INPUT:

• absprec – an integer or None (default: None), the absolute precision of the result. If None, lifts to the maximum precision allowed.

Note

If setting absprec that high would violate the precision cap, raises a precision error. Note that the new digits will not necessarily be zero.

EXAMPLES:

sage: R = ZpCA(17)
sage: R(-1,2).lift_to_precision(10)
16 + 16*17 + O(17^10)
sage: R(1,15).lift_to_precision(10)
1 + O(17^15)
sage: R(1,15).lift_to_precision(30)
Traceback (most recent call last):
...
PrecisionError: Precision higher than allowed by the precision cap.
sage: R(-1,2).lift_to_precision().precision_absolute() == R.precision_cap()
True

sage: R = Zp(5); c = R(17,3); c.lift_to_precision(8)
2 + 3*5 + O(5^8)
sage: c.lift_to_precision().precision_relative() == R.precision_cap()
True


Fixed modulus elements don’t raise errors:

sage: R = ZpFM(5); a = R(5); a.lift_to_precision(7)
5 + O(5^20)
sage: a.lift_to_precision(10000)
5 + O(5^20)


Returns a list of coefficients of the uniformizer $$\pi$$ starting with $$\pi^0$$ up to $$\pi^n$$ exclusive (padded with zeros if needed).

For a field element of valuation $$v$$, starts at $$\pi^v$$ instead.

INPUT:

• n - an integer
• lift_mode - ‘simple’, ‘smallest’ or ‘teichmuller’

EXAMPLES:

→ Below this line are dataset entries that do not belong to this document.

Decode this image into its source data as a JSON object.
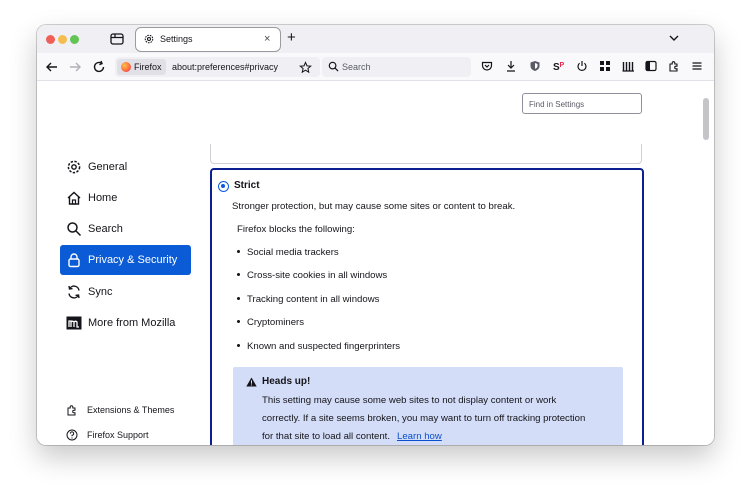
{
  "tab": {
    "title": "Settings",
    "close": "×"
  },
  "newtab_label": "+",
  "urlbar": {
    "identity": "Firefox",
    "url": "about:preferences#privacy"
  },
  "searchbar": {
    "placeholder": "Search"
  },
  "find": {
    "placeholder": "Find in Settings"
  },
  "sidebar": {
    "items": [
      {
        "label": "General",
        "icon": "gear-icon"
      },
      {
        "label": "Home",
        "icon": "home-icon"
      },
      {
        "label": "Search",
        "icon": "search-icon"
      },
      {
        "label": "Privacy & Security",
        "icon": "lock-icon",
        "selected": true
      },
      {
        "label": "Sync",
        "icon": "sync-icon"
      },
      {
        "label": "More from Mozilla",
        "icon": "mozilla-icon"
      }
    ],
    "footer": [
      {
        "label": "Extensions & Themes",
        "icon": "puzzle-icon"
      },
      {
        "label": "Firefox Support",
        "icon": "help-icon"
      }
    ]
  },
  "strict": {
    "title": "Strict",
    "description": "Stronger protection, but may cause some sites or content to break.",
    "blocks_heading": "Firefox blocks the following:",
    "blocks": [
      "Social media trackers",
      "Cross-site cookies in all windows",
      "Tracking content in all windows",
      "Cryptominers",
      "Known and suspected fingerprinters"
    ],
    "headsup": {
      "title": "Heads up!",
      "lines": [
        "This setting may cause some web sites to not display content or work",
        "correctly. If a site seems broken, you may want to turn off tracking protection",
        "for that site to load all content."
      ],
      "link": "Learn how"
    }
  },
  "colors": {
    "accent": "#0b5bd6",
    "selected_border": "#0c1f8e",
    "headsup_bg": "#d3ddf7"
  }
}
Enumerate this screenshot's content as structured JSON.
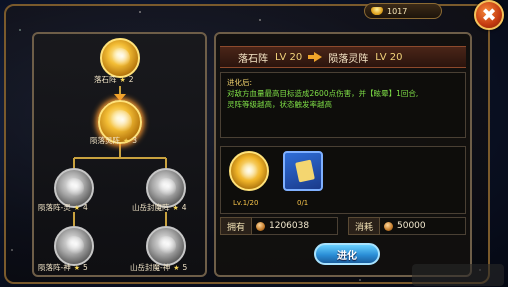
{
  "currency": {
    "amount": "1017",
    "icon": "gold-ingot-icon"
  },
  "close_label": "✖",
  "tree": {
    "nodes": [
      {
        "id": "n1",
        "name": "落石阵",
        "stars": "2",
        "state": "owned"
      },
      {
        "id": "n2",
        "name": "陨落灵阵",
        "stars": "3",
        "state": "selected"
      },
      {
        "id": "n3",
        "name": "陨落阵-灵",
        "stars": "4",
        "state": "locked"
      },
      {
        "id": "n4",
        "name": "山岳封魔阵",
        "stars": "4",
        "state": "locked"
      },
      {
        "id": "n5",
        "name": "陨落阵-神",
        "stars": "5",
        "state": "locked"
      },
      {
        "id": "n6",
        "name": "山岳封魔-神",
        "stars": "5",
        "state": "locked"
      }
    ],
    "star_glyph": "★"
  },
  "evolve": {
    "from_name": "落石阵",
    "from_lv": "LV 20",
    "to_name": "陨落灵阵",
    "to_lv": "LV 20",
    "desc_title": "进化后:",
    "desc_lines": [
      "对敌方血量最高目标造成2600点伤害，并【眩晕】1回合,",
      "灵阵等级越高，状态触发率越高"
    ],
    "materials": [
      {
        "icon": "array-book-icon",
        "count": "Lv.1/20"
      },
      {
        "icon": "blue-scroll-icon",
        "count": "0/1"
      }
    ],
    "own_label": "拥有",
    "own_value": "1206038",
    "cost_label": "消耗",
    "cost_value": "50000",
    "button_label": "进化"
  },
  "colors": {
    "accent": "#f0a52a",
    "desc_text": "#7fe047",
    "button": "#2a8ed6"
  }
}
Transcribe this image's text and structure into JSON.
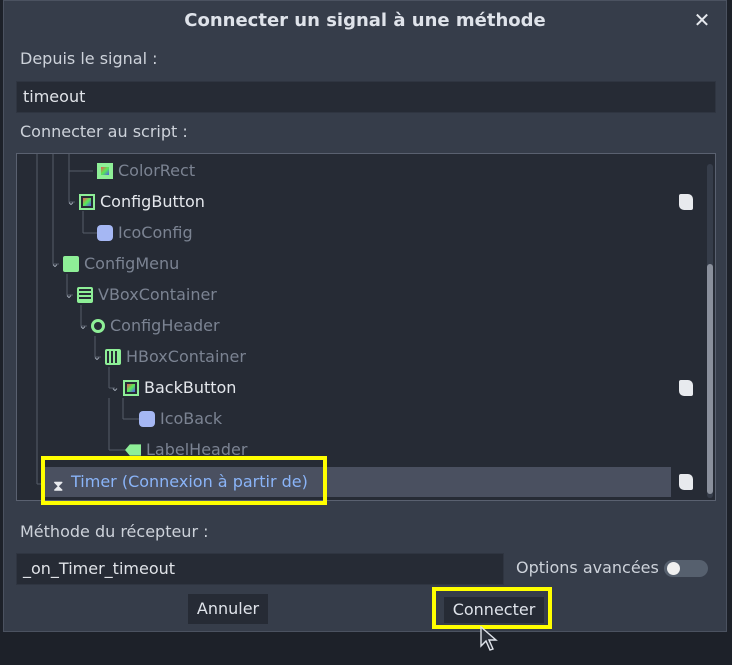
{
  "dialog": {
    "title": "Connecter un signal à une méthode",
    "close_icon": "close-icon"
  },
  "signal_section": {
    "label": "Depuis le signal :",
    "value": "timeout"
  },
  "script_section": {
    "label": "Connecter au script :"
  },
  "tree": {
    "nodes": [
      {
        "label": "ColorRect",
        "icon": "colorrect-icon",
        "dim": true,
        "expanded": false,
        "has_script": false
      },
      {
        "label": "ConfigButton",
        "icon": "texturebutton-icon",
        "dim": false,
        "expanded": true,
        "has_script": true
      },
      {
        "label": "IcoConfig",
        "icon": "sprite-icon",
        "dim": true,
        "expanded": false,
        "has_script": false
      },
      {
        "label": "ConfigMenu",
        "icon": "control-icon",
        "dim": true,
        "expanded": true,
        "has_script": false
      },
      {
        "label": "VBoxContainer",
        "icon": "vbox-icon",
        "dim": true,
        "expanded": true,
        "has_script": false
      },
      {
        "label": "ConfigHeader",
        "icon": "margin-icon",
        "dim": true,
        "expanded": true,
        "has_script": false
      },
      {
        "label": "HBoxContainer",
        "icon": "hbox-icon",
        "dim": true,
        "expanded": true,
        "has_script": false
      },
      {
        "label": "BackButton",
        "icon": "texturebutton-icon",
        "dim": false,
        "expanded": true,
        "has_script": true
      },
      {
        "label": "IcoBack",
        "icon": "sprite-icon",
        "dim": true,
        "expanded": false,
        "has_script": false
      },
      {
        "label": "LabelHeader",
        "icon": "label-icon",
        "dim": true,
        "expanded": false,
        "has_script": false
      }
    ],
    "selected": {
      "label": "Timer (Connexion à partir de)",
      "icon": "hourglass-icon",
      "has_script": true
    }
  },
  "method_section": {
    "label": "Méthode du récepteur :",
    "value": "_on_Timer_timeout",
    "advanced_label": "Options avancées",
    "advanced_enabled": false
  },
  "buttons": {
    "cancel": "Annuler",
    "connect": "Connecter"
  },
  "colors": {
    "highlight": "#ffff00",
    "dialog_bg": "#363d4a",
    "selected_text": "#8ab4f8",
    "node_green": "#8eef97"
  }
}
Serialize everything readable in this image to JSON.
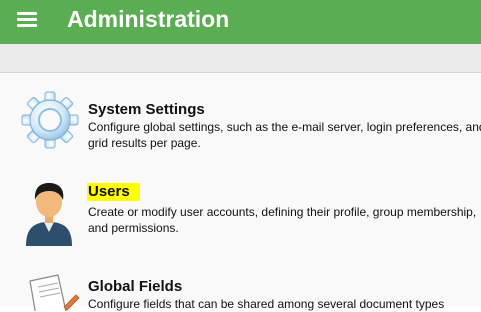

sage: R = Zp(7,4,'capped-abs'); a = R(2*7+7**2); a.padded_list(5)
[0, 2, 1, 0, 0]
sage: R = Zp(7,4,'fixed-mod'); a = R(2*7+7**2); a.padded_list(5)
[0, 2, 1, 0, 0]


For elements with positive valuation, this function will return a list with leading 0s if the parent is not a field:

sage: R = Zp(7,3,'capped-rel'); a = R(2*7+7**2); a.padded_list(5)
[0, 2, 1, 0, 0]
sage: R = Qp(7,3); a = R(2*7+7**2); a.padded_list(5)
[2, 1, 0, 0]
[2, 1]

unit_part()

Returns the unit part of this element.

This is the $$p$$-adic element $$u$$ in the same ring so that this element is $$\pi^v u$$, where $$\pi$$ is a uniformizer and $$v$$ is the valuation of this element.

Unpickles a capped relative element.

EXAMPLES:

sage: from sage.rings.padics.padic_capped_relative_element import unpickle_cre_v2
sage: R = Zp(5); a = R(85,6)
sage: b = unpickle_cre_v2(a.__class__, R, 17, 1, 5)
sage: a == b
True
sage: a.precision_relative() == b.precision_relative()
True


Unpickles a capped relative element.

EXAMPLES:

sage: from sage.rings.padics.padic_capped_relative_element import unpickle_pcre_v1
sage: R = Zp(5)
sage: a = unpickle_pcre_v1(R, 17, 2, 5); a
2*5^2 + 3*5^3 + O(5^7)


#### Next topic

$$p$$-Adic Capped Absolute Elements